Only lines holding the word "Same" are wanted from the records; copy all of them.

*** Block opens ***

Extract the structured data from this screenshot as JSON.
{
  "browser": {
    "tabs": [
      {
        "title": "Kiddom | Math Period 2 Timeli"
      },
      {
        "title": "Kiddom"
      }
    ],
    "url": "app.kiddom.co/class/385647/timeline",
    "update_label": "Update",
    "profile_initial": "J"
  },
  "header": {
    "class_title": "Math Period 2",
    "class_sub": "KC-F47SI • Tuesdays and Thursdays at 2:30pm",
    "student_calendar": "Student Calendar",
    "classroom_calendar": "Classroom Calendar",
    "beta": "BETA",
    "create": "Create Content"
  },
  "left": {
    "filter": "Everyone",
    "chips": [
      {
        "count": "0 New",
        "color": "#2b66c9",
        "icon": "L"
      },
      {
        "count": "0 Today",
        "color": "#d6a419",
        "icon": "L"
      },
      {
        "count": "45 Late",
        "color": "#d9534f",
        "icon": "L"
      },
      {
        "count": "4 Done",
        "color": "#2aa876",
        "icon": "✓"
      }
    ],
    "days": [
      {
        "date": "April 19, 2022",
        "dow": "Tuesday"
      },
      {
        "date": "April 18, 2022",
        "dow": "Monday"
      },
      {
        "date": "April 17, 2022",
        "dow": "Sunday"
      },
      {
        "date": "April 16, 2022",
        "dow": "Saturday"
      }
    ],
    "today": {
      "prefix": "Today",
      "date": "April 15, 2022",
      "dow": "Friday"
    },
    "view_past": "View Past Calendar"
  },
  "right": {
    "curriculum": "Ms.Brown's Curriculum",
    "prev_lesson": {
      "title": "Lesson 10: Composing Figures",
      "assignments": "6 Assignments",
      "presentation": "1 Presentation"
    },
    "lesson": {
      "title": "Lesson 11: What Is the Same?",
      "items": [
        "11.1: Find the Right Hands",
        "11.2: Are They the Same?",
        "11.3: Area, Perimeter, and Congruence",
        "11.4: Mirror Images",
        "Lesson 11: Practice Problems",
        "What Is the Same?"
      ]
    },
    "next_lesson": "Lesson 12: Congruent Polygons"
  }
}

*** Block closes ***

**OUTPUT:**
      "title": "Lesson 11: What Is the Same?",
        "11.2: Are They the Same?",
        "What Is the Same?"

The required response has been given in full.